Records provided =>
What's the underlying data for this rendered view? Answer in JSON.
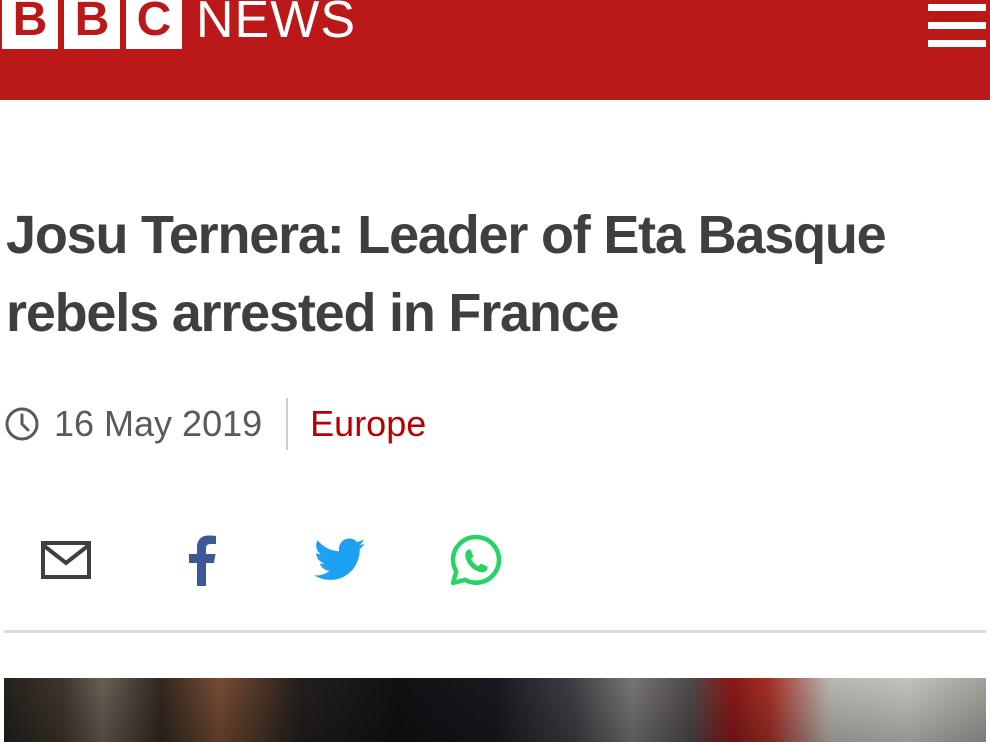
{
  "header": {
    "logo_letters": [
      "B",
      "B",
      "C"
    ],
    "logo_news": "NEWS",
    "menu_icon": "hamburger-menu-icon",
    "brand_color": "#bb1919"
  },
  "article": {
    "headline": "Josu Ternera: Leader of Eta Basque rebels arrested in France",
    "date": "16 May 2019",
    "topic": "Europe",
    "topic_color": "#b80000"
  },
  "share": {
    "buttons": [
      {
        "name": "email-icon"
      },
      {
        "name": "facebook-icon"
      },
      {
        "name": "twitter-icon"
      },
      {
        "name": "whatsapp-icon"
      }
    ]
  }
}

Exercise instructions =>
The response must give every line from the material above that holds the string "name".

Result below =>
        "name": "email-icon"
        "name": "facebook-icon"
        "name": "twitter-icon"
        "name": "whatsapp-icon"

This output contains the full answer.